***** Material shown

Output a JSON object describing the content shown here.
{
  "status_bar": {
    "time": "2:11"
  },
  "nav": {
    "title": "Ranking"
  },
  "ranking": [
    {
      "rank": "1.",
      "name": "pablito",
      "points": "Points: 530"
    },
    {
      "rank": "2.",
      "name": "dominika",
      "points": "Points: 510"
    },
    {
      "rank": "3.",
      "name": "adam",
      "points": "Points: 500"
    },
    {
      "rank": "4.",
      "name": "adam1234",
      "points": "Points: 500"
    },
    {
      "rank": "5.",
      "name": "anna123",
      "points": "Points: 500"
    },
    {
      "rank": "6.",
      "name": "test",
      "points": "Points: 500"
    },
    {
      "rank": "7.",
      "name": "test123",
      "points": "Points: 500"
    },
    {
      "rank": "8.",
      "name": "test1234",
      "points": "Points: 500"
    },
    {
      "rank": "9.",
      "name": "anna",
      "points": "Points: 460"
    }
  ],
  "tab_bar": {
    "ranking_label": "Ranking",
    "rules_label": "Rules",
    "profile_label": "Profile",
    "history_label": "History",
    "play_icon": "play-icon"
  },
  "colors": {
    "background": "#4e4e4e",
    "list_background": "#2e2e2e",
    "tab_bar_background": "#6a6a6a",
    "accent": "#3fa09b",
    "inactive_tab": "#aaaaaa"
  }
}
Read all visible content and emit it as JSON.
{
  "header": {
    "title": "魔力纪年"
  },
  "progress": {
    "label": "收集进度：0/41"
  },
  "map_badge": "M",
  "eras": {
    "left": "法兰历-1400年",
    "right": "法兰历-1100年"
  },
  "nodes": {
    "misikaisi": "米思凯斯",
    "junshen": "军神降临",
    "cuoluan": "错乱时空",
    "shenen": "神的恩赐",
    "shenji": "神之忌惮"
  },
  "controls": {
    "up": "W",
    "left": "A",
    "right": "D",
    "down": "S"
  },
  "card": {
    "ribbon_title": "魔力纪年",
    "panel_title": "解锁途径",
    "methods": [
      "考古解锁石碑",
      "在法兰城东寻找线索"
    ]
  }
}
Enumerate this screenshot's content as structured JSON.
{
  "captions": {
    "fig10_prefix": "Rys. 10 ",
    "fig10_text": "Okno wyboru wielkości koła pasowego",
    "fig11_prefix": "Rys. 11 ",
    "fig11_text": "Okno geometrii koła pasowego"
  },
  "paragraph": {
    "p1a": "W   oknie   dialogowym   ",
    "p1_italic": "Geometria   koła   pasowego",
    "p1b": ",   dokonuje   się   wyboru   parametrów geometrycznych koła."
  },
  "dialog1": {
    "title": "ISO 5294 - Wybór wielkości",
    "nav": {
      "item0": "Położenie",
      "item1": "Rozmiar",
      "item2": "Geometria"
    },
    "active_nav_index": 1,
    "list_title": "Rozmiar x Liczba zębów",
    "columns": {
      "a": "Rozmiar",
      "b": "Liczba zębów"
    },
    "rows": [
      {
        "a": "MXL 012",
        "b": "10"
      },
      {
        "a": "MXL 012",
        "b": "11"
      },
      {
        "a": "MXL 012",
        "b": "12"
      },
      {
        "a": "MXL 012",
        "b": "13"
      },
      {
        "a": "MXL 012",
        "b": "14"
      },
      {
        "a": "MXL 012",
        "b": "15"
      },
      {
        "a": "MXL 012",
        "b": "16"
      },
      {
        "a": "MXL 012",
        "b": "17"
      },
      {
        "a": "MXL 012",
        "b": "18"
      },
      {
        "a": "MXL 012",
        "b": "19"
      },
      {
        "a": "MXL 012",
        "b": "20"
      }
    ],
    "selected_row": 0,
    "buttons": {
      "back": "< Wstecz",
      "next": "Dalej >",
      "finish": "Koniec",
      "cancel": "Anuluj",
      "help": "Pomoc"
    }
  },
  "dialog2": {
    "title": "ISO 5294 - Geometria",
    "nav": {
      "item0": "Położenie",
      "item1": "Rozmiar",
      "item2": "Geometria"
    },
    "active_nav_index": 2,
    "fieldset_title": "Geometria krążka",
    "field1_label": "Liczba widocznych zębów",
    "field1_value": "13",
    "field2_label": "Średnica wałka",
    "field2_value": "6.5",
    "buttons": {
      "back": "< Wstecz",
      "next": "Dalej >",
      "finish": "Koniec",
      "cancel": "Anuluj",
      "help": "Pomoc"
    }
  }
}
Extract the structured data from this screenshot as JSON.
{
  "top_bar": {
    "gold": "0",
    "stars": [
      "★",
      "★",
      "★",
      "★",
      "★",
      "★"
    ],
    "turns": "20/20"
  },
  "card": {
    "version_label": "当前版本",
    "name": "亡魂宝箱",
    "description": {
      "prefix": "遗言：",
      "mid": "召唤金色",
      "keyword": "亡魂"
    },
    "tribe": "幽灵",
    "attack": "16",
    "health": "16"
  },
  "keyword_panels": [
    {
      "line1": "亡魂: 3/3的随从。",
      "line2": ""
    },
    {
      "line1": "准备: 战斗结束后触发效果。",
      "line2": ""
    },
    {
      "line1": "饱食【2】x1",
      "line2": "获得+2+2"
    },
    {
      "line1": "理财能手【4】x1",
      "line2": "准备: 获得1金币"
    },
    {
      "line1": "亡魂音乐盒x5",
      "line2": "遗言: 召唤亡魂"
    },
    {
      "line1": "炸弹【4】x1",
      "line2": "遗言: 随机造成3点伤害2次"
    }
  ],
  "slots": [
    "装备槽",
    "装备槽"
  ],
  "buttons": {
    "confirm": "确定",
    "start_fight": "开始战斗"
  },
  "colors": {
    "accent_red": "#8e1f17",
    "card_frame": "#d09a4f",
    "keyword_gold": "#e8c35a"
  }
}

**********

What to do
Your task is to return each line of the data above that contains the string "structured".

Answer to this problem
Enumerate this screenshot's content as structured JSON.
Extract the structured data from this screenshot as JSON.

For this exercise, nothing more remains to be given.